on small firms is actually very high, because they have not got
the infrastructure to actually have these large compliance departments.
I think if you can distil it to a relatively simple basic set
of principles and do the right thing then arguably it is better
for small companies and arguably a little more difficult for larger
companies to get that standardised approach to principles across
Q25 Chairman: One of the recommendations
and issues we have focussed on in our restoring confidence in
long-term savings report was the issue of risk ratings and the
issue of traffic lights with risk. We suggested that the industry
must improve the quality of the information provided to consumers
about long-term saving products. What were the views of the members
on the FSA's decision not to proceed with measures to improve
the way risk was communicated to consumers?
Mr Lambert: As you know, the FSA
decided that they could not capture enough in simple form to make
it valuable. The members around the table, industry and consumers,
felt that they could take ideas forward on this and would have
further discussions among themselves to do that. I do not exactly

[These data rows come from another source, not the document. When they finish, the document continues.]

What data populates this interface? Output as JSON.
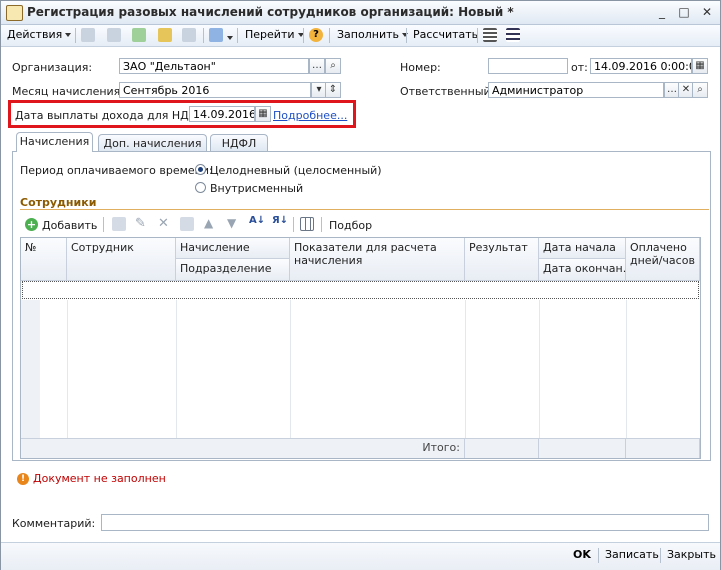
{
  "window": {
    "title": "Регистрация разовых начислений сотрудников организаций: Новый *",
    "minimize": "_",
    "maximize": "□",
    "close": "✕"
  },
  "toolbar": {
    "actions": "Действия",
    "goto": "Перейти",
    "fill": "Заполнить",
    "calculate": "Рассчитать",
    "help": "?"
  },
  "form": {
    "organization_label": "Организация:",
    "organization_value": "ЗАО \"Дельтаон\"",
    "month_label": "Месяц начисления:",
    "month_value": "Сентябрь 2016",
    "number_label": "Номер:",
    "number_value": "",
    "from_label": "от:",
    "date_value": "14.09.2016  0:00:00",
    "responsible_label": "Ответственный:",
    "responsible_value": "Администратор",
    "payout_label": "Дата выплаты дохода для НДФЛ:",
    "payout_value": "14.09.2016",
    "details_link": "Подробнее..."
  },
  "tabs": [
    {
      "label": "Начисления",
      "active": true
    },
    {
      "label": "Доп. начисления",
      "active": false
    },
    {
      "label": "НДФЛ",
      "active": false
    }
  ],
  "period": {
    "label": "Период оплачиваемого времени:",
    "options": [
      {
        "label": "Целодневный (целосменный)",
        "selected": true
      },
      {
        "label": "Внутрисменный",
        "selected": false
      }
    ]
  },
  "employees": {
    "section_title": "Сотрудники",
    "add_label": "Добавить",
    "pick_label": "Подбор",
    "columns": {
      "num": "№",
      "employee": "Сотрудник",
      "accrual": "Начисление",
      "department": "Подразделение",
      "indicators": "Показатели для расчета начисления",
      "result": "Результат",
      "start_date": "Дата начала",
      "end_date": "Дата окончан...",
      "paid": "Оплачено дней/часов"
    },
    "total_label": "Итого:"
  },
  "status": {
    "error": "Документ не заполнен"
  },
  "comment": {
    "label": "Комментарий:",
    "value": ""
  },
  "buttons": {
    "ok": "OK",
    "save": "Записать",
    "close": "Закрыть"
  },
  "colors": {
    "highlight": "#e0161d",
    "link": "#1f4fc3",
    "error": "#c00000",
    "section": "#8b5a00"
  }
}
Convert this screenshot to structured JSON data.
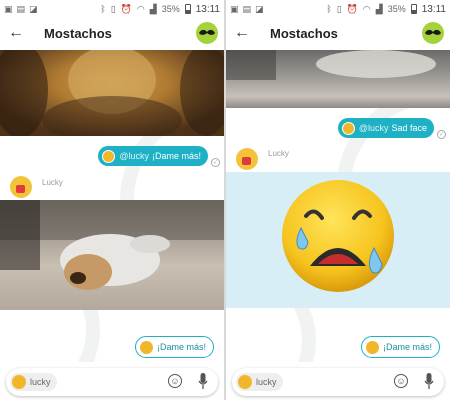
{
  "status_bar": {
    "time": "13:11",
    "battery": "35%"
  },
  "app_bar": {
    "title": "Mostachos"
  },
  "left": {
    "sent_message": {
      "mention": "@lucky",
      "text": "¡Dame más!"
    },
    "sender": "Lucky",
    "suggestion": "¡Dame más!"
  },
  "right": {
    "sent_message": {
      "mention": "@lucky",
      "text": "Sad face"
    },
    "sender": "Lucky",
    "suggestion": "¡Dame más!"
  },
  "input": {
    "lucky_chip": "lucky"
  },
  "colors": {
    "accent": "#1eb1c6",
    "mustache_avatar": "#a4d23a",
    "lucky_avatar": "#f1b62a"
  },
  "icons": [
    "back-arrow-icon",
    "mustache-icon",
    "emoji-icon",
    "mic-icon",
    "read-check-icon"
  ]
}
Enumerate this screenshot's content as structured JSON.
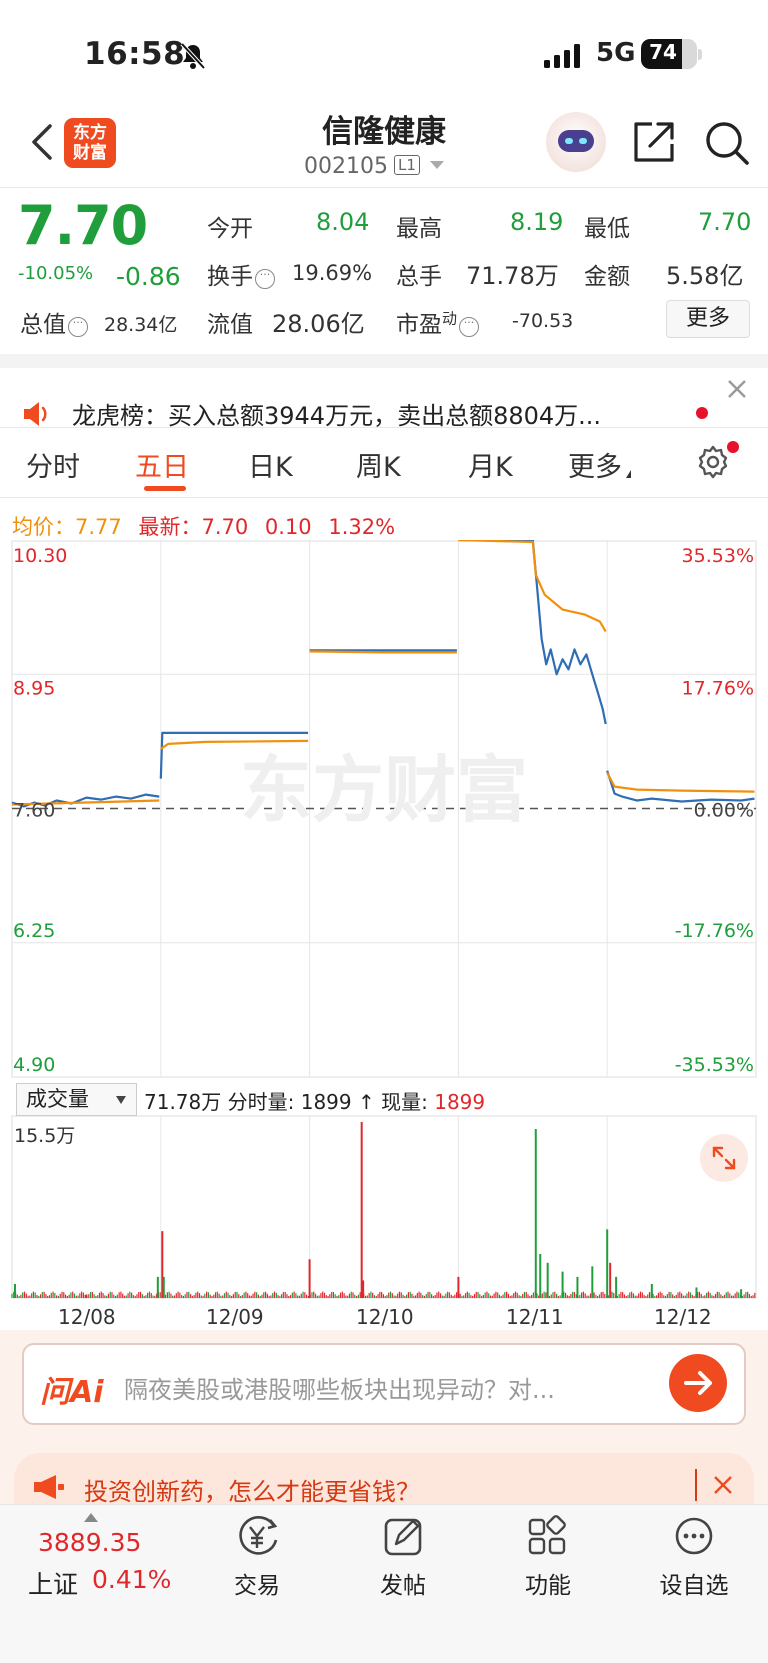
{
  "status_bar": {
    "time": "16:58",
    "network": "5G",
    "battery": "74",
    "battery_level": 0.74
  },
  "header": {
    "name": "信隆健康",
    "code": "002105",
    "level": "L1",
    "logo_line1": "东方",
    "logo_line2": "财富"
  },
  "quote": {
    "price": "7.70",
    "change_pct": "-10.05%",
    "change": "-0.86",
    "open_label": "今开",
    "open": "8.04",
    "high_label": "最高",
    "high": "8.19",
    "low_label": "最低",
    "low": "7.70",
    "turnover_label": "换手",
    "turnover": "19.69%",
    "volume_label": "总手",
    "volume": "71.78万",
    "amount_label": "金额",
    "amount": "5.58亿",
    "mktcap_label": "总值",
    "mktcap": "28.34亿",
    "float_label": "流值",
    "float": "28.06亿",
    "pe_label": "市盈",
    "pe_sup": "动",
    "pe": "-70.53",
    "more": "更多"
  },
  "notice": {
    "text": "龙虎榜：买入总额3944万元，卖出总额8804万..."
  },
  "tabs": [
    "分时",
    "五日",
    "日K",
    "周K",
    "月K",
    "更多"
  ],
  "legend": {
    "avg_label": "均价：",
    "avg": "7.77",
    "latest_label": "最新：",
    "latest": "7.70",
    "chg": "0.10",
    "chg_pct": "1.32%"
  },
  "chart_data": {
    "type": "line",
    "title": "",
    "x_days": [
      "12/08",
      "12/09",
      "12/10",
      "12/11",
      "12/12"
    ],
    "y_left_ticks": [
      "10.30",
      "8.95",
      "7.60",
      "6.25",
      "4.90"
    ],
    "y_right_ticks": [
      "35.53%",
      "17.76%",
      "0.00%",
      "-17.76%",
      "-35.53%"
    ],
    "ylim": [
      4.9,
      10.3
    ],
    "prev_close": 7.6,
    "series": [
      {
        "name": "最新",
        "color": "#2f6db5",
        "values": [
          [
            0,
            7.66
          ],
          [
            0.08,
            7.62
          ],
          [
            0.15,
            7.66
          ],
          [
            0.22,
            7.63
          ],
          [
            0.3,
            7.68
          ],
          [
            0.4,
            7.65
          ],
          [
            0.5,
            7.71
          ],
          [
            0.6,
            7.69
          ],
          [
            0.7,
            7.72
          ],
          [
            0.8,
            7.7
          ],
          [
            0.9,
            7.74
          ],
          [
            0.99,
            7.72
          ],
          [
            1.0,
            7.9
          ],
          [
            1.01,
            8.36
          ],
          [
            1.1,
            8.36
          ],
          [
            1.5,
            8.36
          ],
          [
            1.99,
            8.36
          ],
          [
            2.0,
            9.19
          ],
          [
            2.5,
            9.19
          ],
          [
            2.99,
            9.19
          ],
          [
            3.0,
            10.3
          ],
          [
            3.3,
            10.3
          ],
          [
            3.5,
            10.3
          ],
          [
            3.53,
            9.8
          ],
          [
            3.56,
            9.3
          ],
          [
            3.59,
            9.05
          ],
          [
            3.62,
            9.2
          ],
          [
            3.66,
            8.95
          ],
          [
            3.7,
            9.1
          ],
          [
            3.74,
            9.0
          ],
          [
            3.78,
            9.2
          ],
          [
            3.82,
            9.05
          ],
          [
            3.86,
            9.15
          ],
          [
            3.9,
            8.95
          ],
          [
            3.94,
            8.75
          ],
          [
            3.97,
            8.6
          ],
          [
            3.99,
            8.45
          ],
          [
            4.0,
            7.98
          ],
          [
            4.05,
            7.75
          ],
          [
            4.1,
            7.72
          ],
          [
            4.2,
            7.68
          ],
          [
            4.3,
            7.7
          ],
          [
            4.5,
            7.67
          ],
          [
            4.7,
            7.69
          ],
          [
            4.9,
            7.68
          ],
          [
            4.99,
            7.7
          ]
        ]
      },
      {
        "name": "均价",
        "color": "#f0900c",
        "values": [
          [
            0,
            7.64
          ],
          [
            0.5,
            7.66
          ],
          [
            0.99,
            7.68
          ],
          [
            1.0,
            8.2
          ],
          [
            1.05,
            8.25
          ],
          [
            1.3,
            8.27
          ],
          [
            1.99,
            8.28
          ],
          [
            2.0,
            9.18
          ],
          [
            2.5,
            9.17
          ],
          [
            2.99,
            9.17
          ],
          [
            3.0,
            10.3
          ],
          [
            3.5,
            10.28
          ],
          [
            3.52,
            9.95
          ],
          [
            3.58,
            9.75
          ],
          [
            3.7,
            9.6
          ],
          [
            3.85,
            9.55
          ],
          [
            3.95,
            9.48
          ],
          [
            3.99,
            9.38
          ],
          [
            4.0,
            7.96
          ],
          [
            4.05,
            7.82
          ],
          [
            4.2,
            7.79
          ],
          [
            4.5,
            7.78
          ],
          [
            4.99,
            7.77
          ]
        ]
      }
    ]
  },
  "volume": {
    "select": "成交量",
    "total": "71.78万",
    "tick_label": "分时量:",
    "tick": "1899",
    "now_label": "现量:",
    "now": "1899",
    "max_label": "15.5万",
    "bars": [
      {
        "x": 0.02,
        "v": 0.08,
        "c": "g"
      },
      {
        "x": 0.5,
        "v": 0.02,
        "c": "r"
      },
      {
        "x": 0.98,
        "v": 0.12,
        "c": "g"
      },
      {
        "x": 1.01,
        "v": 0.38,
        "c": "r"
      },
      {
        "x": 1.02,
        "v": 0.12,
        "c": "g"
      },
      {
        "x": 2.0,
        "v": 0.22,
        "c": "r"
      },
      {
        "x": 2.35,
        "v": 1.0,
        "c": "r"
      },
      {
        "x": 2.36,
        "v": 0.1,
        "c": "r"
      },
      {
        "x": 3.0,
        "v": 0.12,
        "c": "r"
      },
      {
        "x": 3.52,
        "v": 0.96,
        "c": "g"
      },
      {
        "x": 3.55,
        "v": 0.25,
        "c": "g"
      },
      {
        "x": 3.6,
        "v": 0.2,
        "c": "g"
      },
      {
        "x": 3.7,
        "v": 0.15,
        "c": "g"
      },
      {
        "x": 3.8,
        "v": 0.12,
        "c": "g"
      },
      {
        "x": 3.9,
        "v": 0.18,
        "c": "g"
      },
      {
        "x": 4.0,
        "v": 0.39,
        "c": "g"
      },
      {
        "x": 4.02,
        "v": 0.2,
        "c": "r"
      },
      {
        "x": 4.06,
        "v": 0.12,
        "c": "g"
      },
      {
        "x": 4.3,
        "v": 0.08,
        "c": "g"
      },
      {
        "x": 4.6,
        "v": 0.06,
        "c": "g"
      },
      {
        "x": 4.9,
        "v": 0.05,
        "c": "g"
      }
    ]
  },
  "ai": {
    "logo": "问Ai",
    "placeholder": "隔夜美股或港股哪些板块出现异动？对..."
  },
  "ad": {
    "text": "投资创新药，怎么才能更省钱？"
  },
  "bottom_nav": {
    "index_value": "3889.35",
    "index_name": "上证",
    "index_chg": "0.41%",
    "items": [
      "交易",
      "发帖",
      "功能",
      "设自选"
    ]
  },
  "watermark": "东方财富"
}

know where they have got to, but my impression is that some of
the members and indeed Which? would be interested a voluntary
approach to this and are engaged in some discussions around that.
Mr Satchell: We are still working
on it; and still hopeful of bringing something through that could
Q26 Chairman: Just speaking from
my point of view, I think the FSA has been a bit weak in this
area because it does not seem to be beyond the wit of man to introduce
some risk rating element to it. It would be interesting to know
if this was still on your agenda and if there were ways you could
take this forward with industry and consumer groups?
Mr Vicary-Smith: It is definitely
still on the agenda. I agree with your analysis that what consumers
need is simple advice to help them; and, in fact, a number of
firms are already giving some form of simple advice themselves,
albeit not within the regulatory regime in that sensean
FSA-blessed scheme, if you like. I think we would like to take
it forward. I think we intend to come back to this. Which?
and the ABI are already talking about ways in which we can look
together at how a scheme could be introduced. That is a good example
of the group being able to work together in a way that perhaps
could not have been envisaged 18 months ago.
Q27 Chairman: Maybe this is one of
the messages from this hearing, that under the chairmanship of
Ron Sandler you could look at that and maybe at some stage report
back to us. With that in mind, may I thank you for coming along
this morning. Thank you for establishing the group, particularly
your work, Richard, on that and taking the group forward. There
is no doubt there is a common setting here for discussing problems
and that can only be good. Can I wish you every success with your
work again, and thank the secretariat, Matt Inniss and others,
for the work they have done. Thank you and we look forward to
continuing the dialogue.
Mr Lambert: Thank you for your
friendly and generous support over the period as well. I am personally
grateful to you for that.